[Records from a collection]
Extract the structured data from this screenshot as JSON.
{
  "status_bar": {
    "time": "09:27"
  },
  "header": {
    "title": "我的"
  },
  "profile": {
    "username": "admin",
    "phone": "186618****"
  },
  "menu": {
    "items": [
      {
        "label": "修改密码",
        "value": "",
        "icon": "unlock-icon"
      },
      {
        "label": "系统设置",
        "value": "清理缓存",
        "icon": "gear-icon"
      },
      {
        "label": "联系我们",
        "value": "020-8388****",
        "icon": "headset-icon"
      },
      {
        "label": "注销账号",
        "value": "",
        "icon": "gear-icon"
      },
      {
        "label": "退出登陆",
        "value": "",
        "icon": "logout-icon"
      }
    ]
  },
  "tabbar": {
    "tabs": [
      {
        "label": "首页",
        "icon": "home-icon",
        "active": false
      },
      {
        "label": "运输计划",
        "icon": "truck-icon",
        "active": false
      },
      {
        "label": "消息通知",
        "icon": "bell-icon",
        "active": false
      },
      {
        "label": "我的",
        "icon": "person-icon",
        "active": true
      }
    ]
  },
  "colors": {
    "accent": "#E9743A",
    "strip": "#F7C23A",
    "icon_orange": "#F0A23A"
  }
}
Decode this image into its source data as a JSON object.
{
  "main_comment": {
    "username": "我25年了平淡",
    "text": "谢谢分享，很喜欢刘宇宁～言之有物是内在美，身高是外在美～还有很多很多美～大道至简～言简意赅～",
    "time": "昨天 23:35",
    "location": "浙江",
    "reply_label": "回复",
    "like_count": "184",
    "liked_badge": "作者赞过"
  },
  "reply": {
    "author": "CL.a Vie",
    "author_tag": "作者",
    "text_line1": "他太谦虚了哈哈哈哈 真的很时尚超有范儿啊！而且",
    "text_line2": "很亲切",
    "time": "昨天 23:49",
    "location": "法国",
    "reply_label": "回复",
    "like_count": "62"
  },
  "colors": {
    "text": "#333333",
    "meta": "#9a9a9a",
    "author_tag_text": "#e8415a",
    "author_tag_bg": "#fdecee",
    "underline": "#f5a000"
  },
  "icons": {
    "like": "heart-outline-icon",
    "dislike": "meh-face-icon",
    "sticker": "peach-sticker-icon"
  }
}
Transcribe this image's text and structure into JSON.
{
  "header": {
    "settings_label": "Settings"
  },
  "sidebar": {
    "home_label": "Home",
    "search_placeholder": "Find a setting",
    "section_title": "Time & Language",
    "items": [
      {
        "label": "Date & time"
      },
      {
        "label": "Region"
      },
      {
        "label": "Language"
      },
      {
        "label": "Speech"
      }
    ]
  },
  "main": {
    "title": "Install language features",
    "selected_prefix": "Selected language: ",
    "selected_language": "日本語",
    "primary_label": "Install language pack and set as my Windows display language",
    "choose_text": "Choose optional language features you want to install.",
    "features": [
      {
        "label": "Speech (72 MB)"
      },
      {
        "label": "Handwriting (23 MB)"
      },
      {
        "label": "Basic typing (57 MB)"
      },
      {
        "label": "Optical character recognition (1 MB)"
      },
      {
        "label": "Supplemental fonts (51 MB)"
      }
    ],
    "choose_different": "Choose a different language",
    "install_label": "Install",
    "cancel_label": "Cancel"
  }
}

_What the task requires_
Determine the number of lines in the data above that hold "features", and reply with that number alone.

_Reply_
3